Kunai is what you might call a Metroidvania-lite. You explore, jump, fight, and collect upgrades that let you reach new areas where you can jump and fight some more. However, Kunai is a lot more contained than you’d expect. You do go through some areas more than once, but the game doesn’t give the freedom to choose which upgrade to chase next. While you can choose where to go in the overall map, there’s little to no reason to abandon the path set by the main objective. There are almost no optional areas, no hidden bosses, and not many secrets to uncover (unless you really like hats).
But exploration is still very engaging thanks to how agile Tabby can be. Apart from the regular jumps and double jumps, Kunai also has, well, kunai. These aren’t used as a weapon, but instead, let you grapple onto surfaces and swing around like a pixelated Spider-Man. And it feels great. Using the kunai is my favorite part of the game.
You also have a few other ways of getting around, like using dual SMGs as a jetpack, dashing, and rocket jumping. These aren’t as cool as being a kunai Spider-Tablet, but they are easy and satisfying to pull off.
My only issue with the game’s platforming is that that controls can sometimes be a little iffy. Whenever you need to react quickly or move with precision, you discover that Tabby isn’t as responsive as it should be. However, with a little practice, you quickly learn to adjust and, apart from a few annoying instances, you’ll soon be flying through the levels.
A Killer App
The second part of Kunai’s gameplay is combat. While you swing and jump and dash, you also need to tackle a small army of machines. Each area introduces new enemies you need to find out how to best destroy. Most of them are pretty straightforward to deal with, but some pose a serious challenge. Until you discover how to take them down, and the game becomes a cakewalk.
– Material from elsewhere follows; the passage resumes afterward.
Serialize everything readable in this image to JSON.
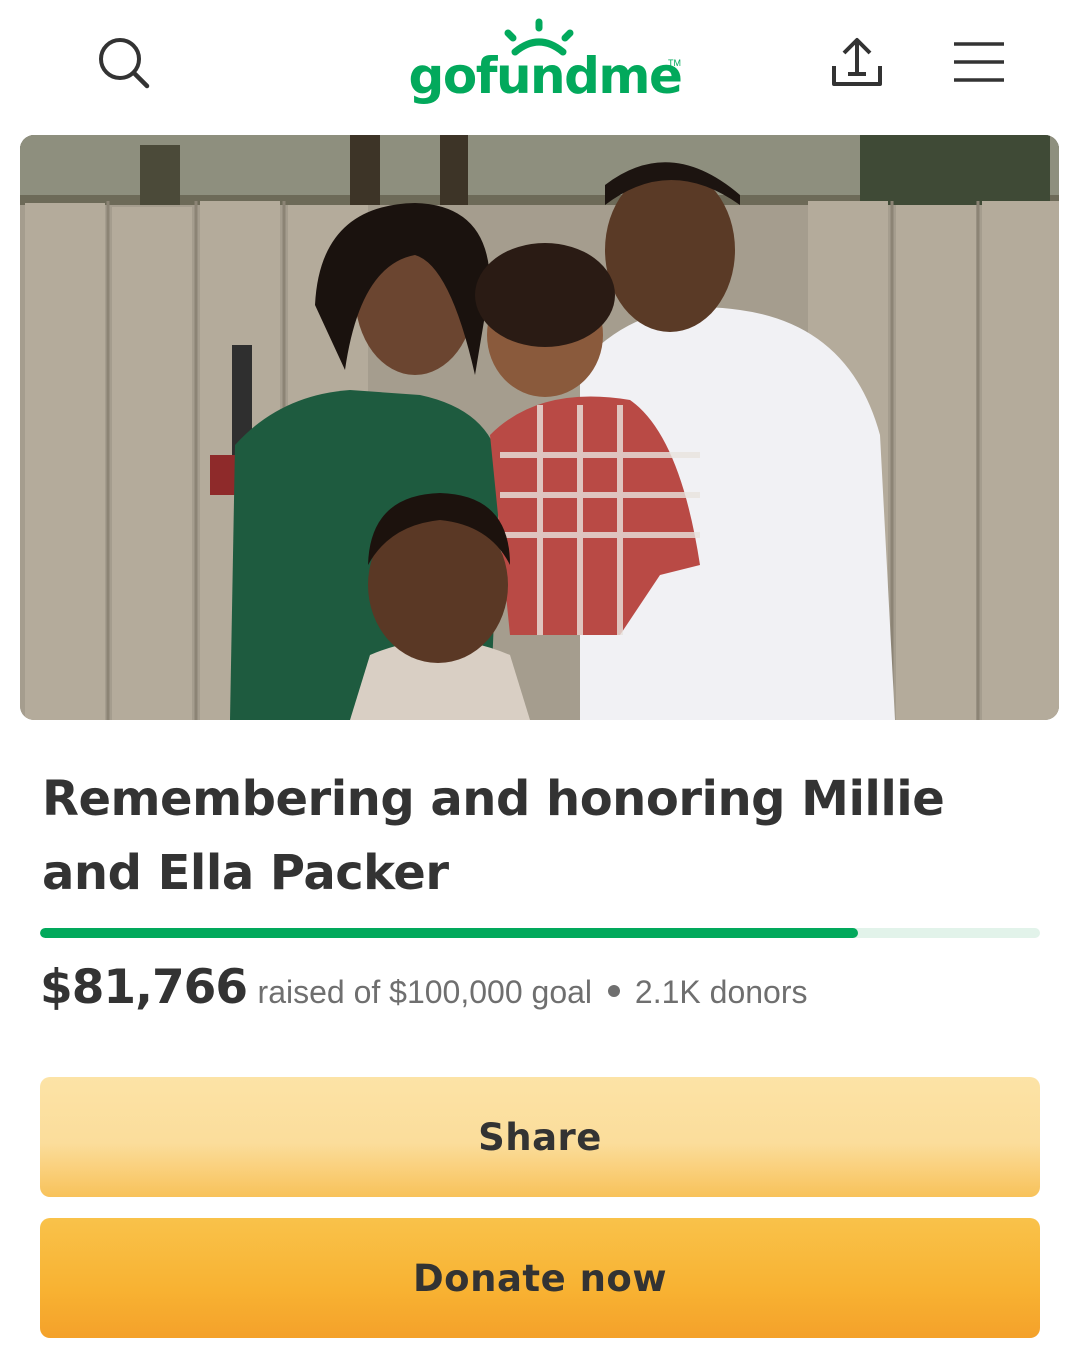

This is a pretty straightforward game. Every enemy follows a set pattern, and once you figure out how to exploit it, you can usually dispose of them without getting hit. If you do get hit, you can quickly recover lost health by killing enemies – every kill gives you a nice chunk of your life bar back.
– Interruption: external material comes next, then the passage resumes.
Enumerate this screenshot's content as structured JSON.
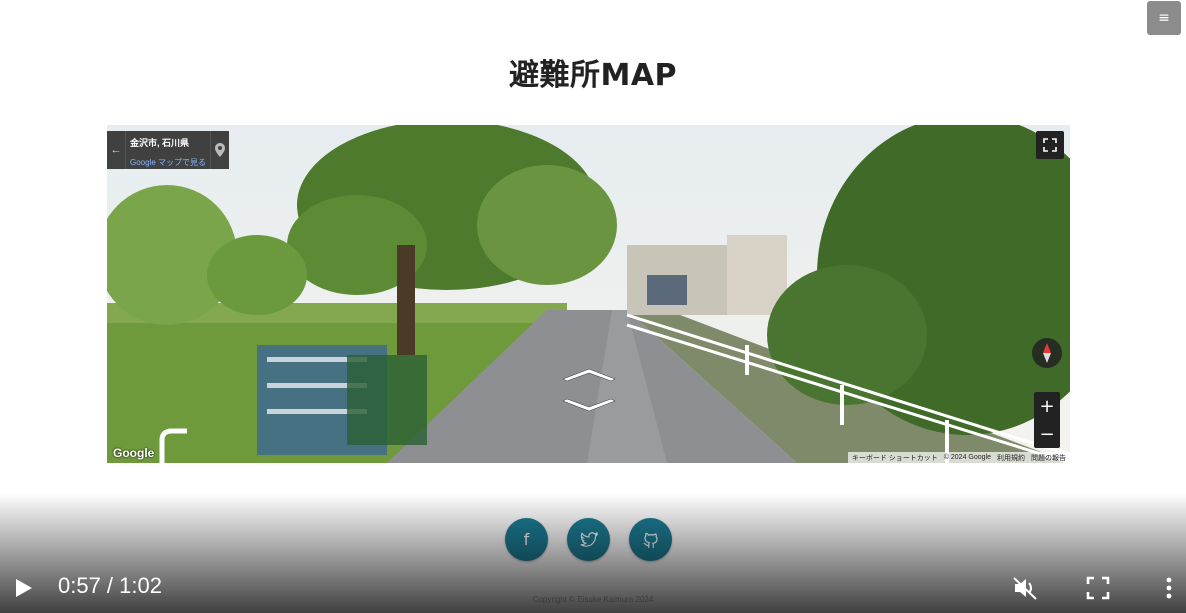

The only real challenge is the bosses. In a classic Metroidvania fashion, they usually appear right after you acquire a new skill or weapon, which just so happens to be the key to defeating the boss. They always feel tough but fair and force you to master your new abilities or repeatedly die trying.
As a veteran of Hollow Knight, I sliced through Kunai’s bosses pretty easily (with the notable exception of the final boss). However, the accessible combat and diverse boss fights offer a great experience for beginners or those looking for fast, empowering action.
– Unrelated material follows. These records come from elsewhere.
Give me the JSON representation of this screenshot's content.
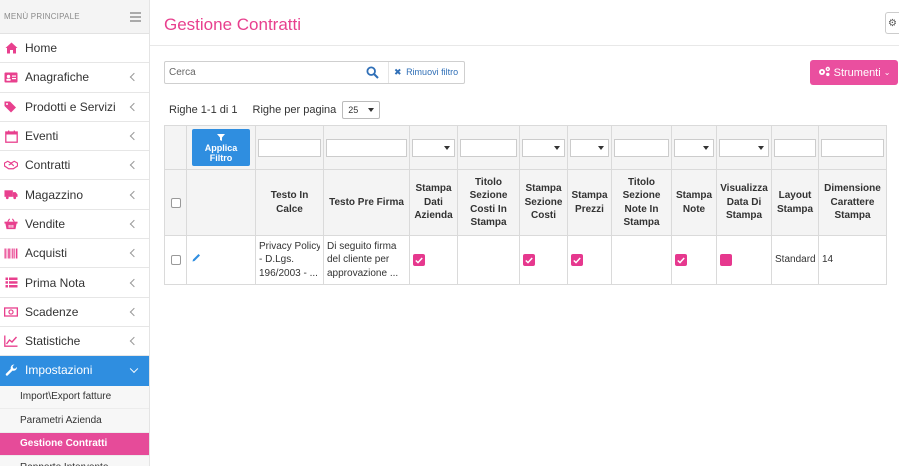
{
  "sidebar": {
    "header": "MENÙ PRINCIPALE",
    "items": [
      {
        "label": "Home",
        "icon": "home-icon",
        "has_children": false
      },
      {
        "label": "Anagrafiche",
        "icon": "contact-card-icon",
        "has_children": true
      },
      {
        "label": "Prodotti e Servizi",
        "icon": "tags-icon",
        "has_children": true
      },
      {
        "label": "Eventi",
        "icon": "calendar-icon",
        "has_children": true
      },
      {
        "label": "Contratti",
        "icon": "handshake-icon",
        "has_children": true
      },
      {
        "label": "Magazzino",
        "icon": "truck-icon",
        "has_children": true
      },
      {
        "label": "Vendite",
        "icon": "shopping-basket-icon",
        "has_children": true
      },
      {
        "label": "Acquisti",
        "icon": "barcode-icon",
        "has_children": true
      },
      {
        "label": "Prima Nota",
        "icon": "list-icon",
        "has_children": true
      },
      {
        "label": "Scadenze",
        "icon": "money-icon",
        "has_children": true
      },
      {
        "label": "Statistiche",
        "icon": "line-chart-icon",
        "has_children": true
      },
      {
        "label": "Impostazioni",
        "icon": "wrench-icon",
        "has_children": true,
        "active": true
      }
    ],
    "subitems": [
      "Import\\Export fatture",
      "Parametri Azienda",
      "Gestione Contratti",
      "Rapporto Intervento"
    ],
    "selected_subitem": "Gestione Contratti"
  },
  "header": {
    "title": "Gestione Contratti"
  },
  "search": {
    "placeholder": "Cerca",
    "remove_filter": "Rimuovi filtro"
  },
  "tools_button": "Strumenti",
  "pager": {
    "rows_info": "Righe 1-1 di 1",
    "per_page_label": "Righe per pagina",
    "per_page_value": "25"
  },
  "grid": {
    "apply_filter_line1": "Applica",
    "apply_filter_line2": "Filtro",
    "columns": [
      "Testo In Calce",
      "Testo Pre Firma",
      "Stampa Dati Azienda",
      "Titolo Sezione Costi In Stampa",
      "Stampa Sezione Costi",
      "Stampa Prezzi",
      "Titolo Sezione Note In Stampa",
      "Stampa Note",
      "Visualizza Data Di Stampa",
      "Layout Stampa",
      "Dimensione Carattere Stampa"
    ],
    "rows": [
      {
        "testo_in_calce": [
          "Privacy Policy",
          "- D.Lgs.",
          "196/2003 - ..."
        ],
        "testo_pre_firma": [
          "Di seguito firma",
          "del cliente per",
          "approvazione ..."
        ],
        "stampa_dati_azienda": true,
        "titolo_sezione_costi": "",
        "stampa_sezione_costi": true,
        "stampa_prezzi": true,
        "titolo_sezione_note": "",
        "stampa_note": true,
        "visualizza_data": false,
        "layout_stampa": "Standard",
        "dimensione_carattere": "14"
      }
    ]
  },
  "colors": {
    "accent": "#e8408e",
    "primary_blue": "#2f8ee0",
    "link": "#2f6fb7"
  }
}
Blue vs. Red
Kunai’s retro vibe puts the Metroid in this Metroidvania. The pixel art style is expertly done, and the chiptune soundtrack fits well with both the look and “world ruled by machines” concept. To complete its retro look, the game goes for a very minimalist color palette, with only three or four colors on the screen at any given moment. The backgrounds are usually one color, while Tabby (and friendly characters) wear blue, and enemies are red. I’m not sure I like it, though.
Kunai looks nice enough, true, but everything that’s not Tabby or an enemy kind of blends together and fades into the background. On the one hand, it means you can always focus on what’s important. On the other, it makes most environments utterly forgettable.
Luckily, Tabby itself is a pretty memorable protagonist – it just looks oh-so-adorable with its various “facial expression.” It is one of the cutest killer tablets I’ve ever had the pleasure to meet; its astound expression every time you find an item always fills me with joy.
Kunai is fast, charming, and above all – fun. Veterans might find it a bit too easy, but movement and combat are so smooth, you probably won’t even notice you’re breezing through the levels.
I would have liked a deeper experience, and maybe more reasons to keep exploring this post-apocalyptic world. However, if you’re just getting into the genre (as I was not too long ago), Kunai is a fantastic place to start.
Publisher: The Arcade Crew
Release Date: Feb. 6, 2020
Our Kunai review copy was provided by the publisher.Some of our posts include links to online retail stores. We get a small cut if you buy something through one of our links. Don't worry, it doesn't cost you anything extra.